My wife is going to read this, and as she does every time she sees Parc mentioned in this magazine, she’s going to remind me I’ve never taken her there. Oh, God. Jesus, Victor. What is wrong with you? I’m on your wife’s team for this one. Take her there. Now. It can be hard to get a reservation, but a piece of advice: Do not use OpenTable. The trick is to call the restaurant. You’ll get in. Pick up the phone, Victor. Be a man.
So, you’re a senior citizen who sometimes wears women’s clothes when you’re not decked out in $5,000 Gucci leather pants, and you eat way too much French food. Is there anything normal about you, Buzz?
[Laughs] Well, “normal” is a funny term. As Caitlyn says, everybody has their stuff. I love my kids. I love my grandkids. I’m productive. But normal is boring. I need to be stimulated, which is why I listen to loud techno music when I’m writing. I need the pounding. I need the noise. I need the stimulation.
To close, I thought I would give my esteemed colleague Sandy Hingston the final question, since she long ago wrote a profile of you. Here’s what Sandy wants to know: “I think most people go through life trying to go along to get along and not make waves. Buzz to me has this strong masochistic streak that makes him act out, and I’m not sure what the impetus is. I’d be curious what he has to say about that.”
Hmm. That’s actually interesting. I may well be masochistic. Yes. But at the time I’m doing those things, it’s fun. I like being daring. I like being out there. Does it get you into trouble at times? Yes. But I’m all about the experiences. They help teach you. I want to be different. I don’t want to be the same as everyone else. I have things I wish I could change. But I can’t. Did I really want to spend a million dollars on leather? It was an incredible waste of money. I’m embarrassed and ashamed. But … you know what? Fuck it. I have nice clothing.

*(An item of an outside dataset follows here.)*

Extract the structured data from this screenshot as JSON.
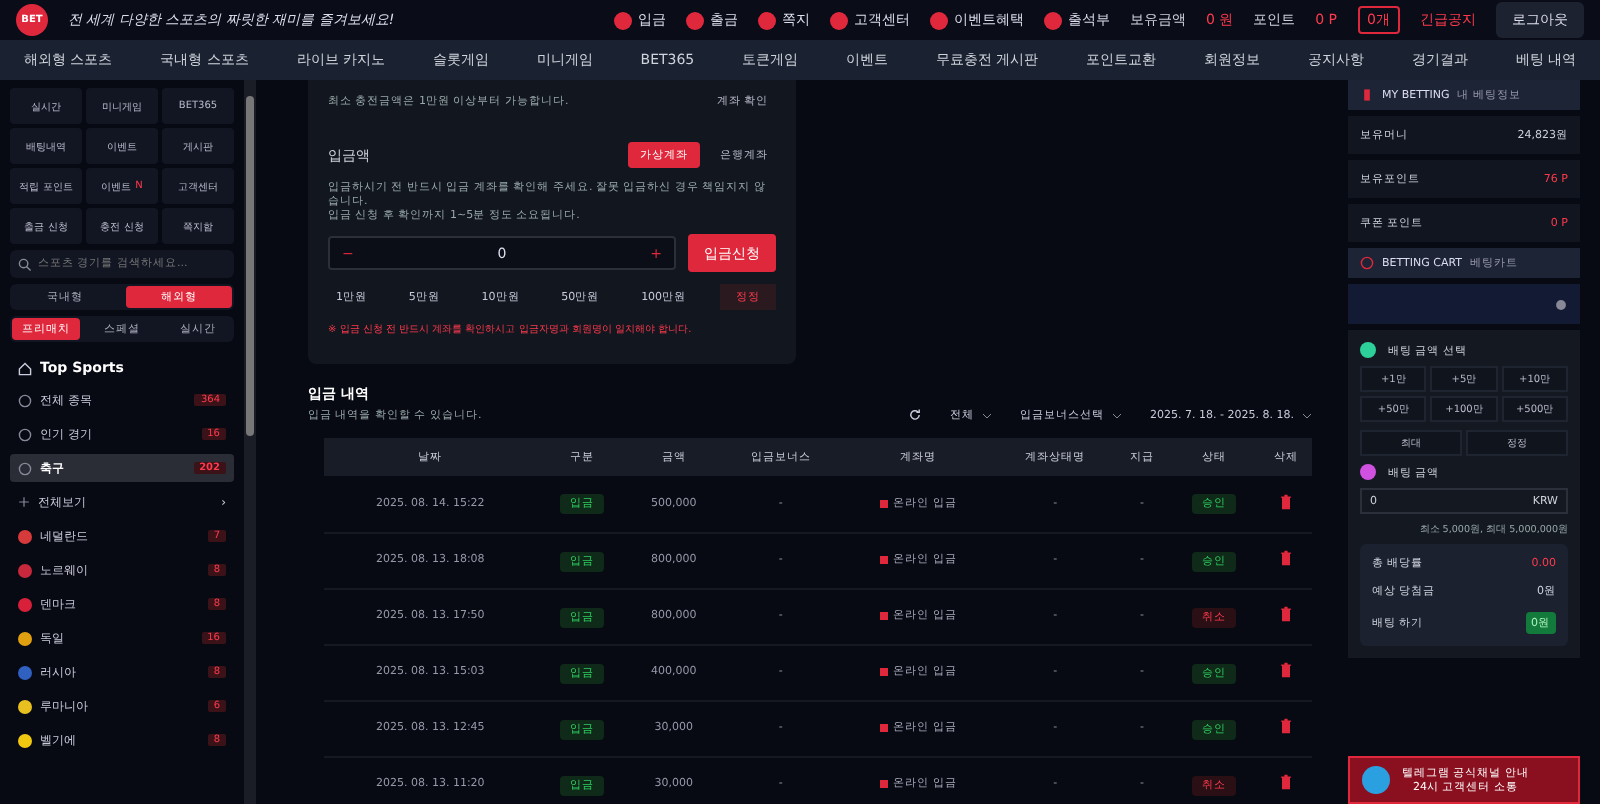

This interview has been edited for length and clarity.
Published as “Buzz Words” in the October 2022 issue of Philadelphia magazine.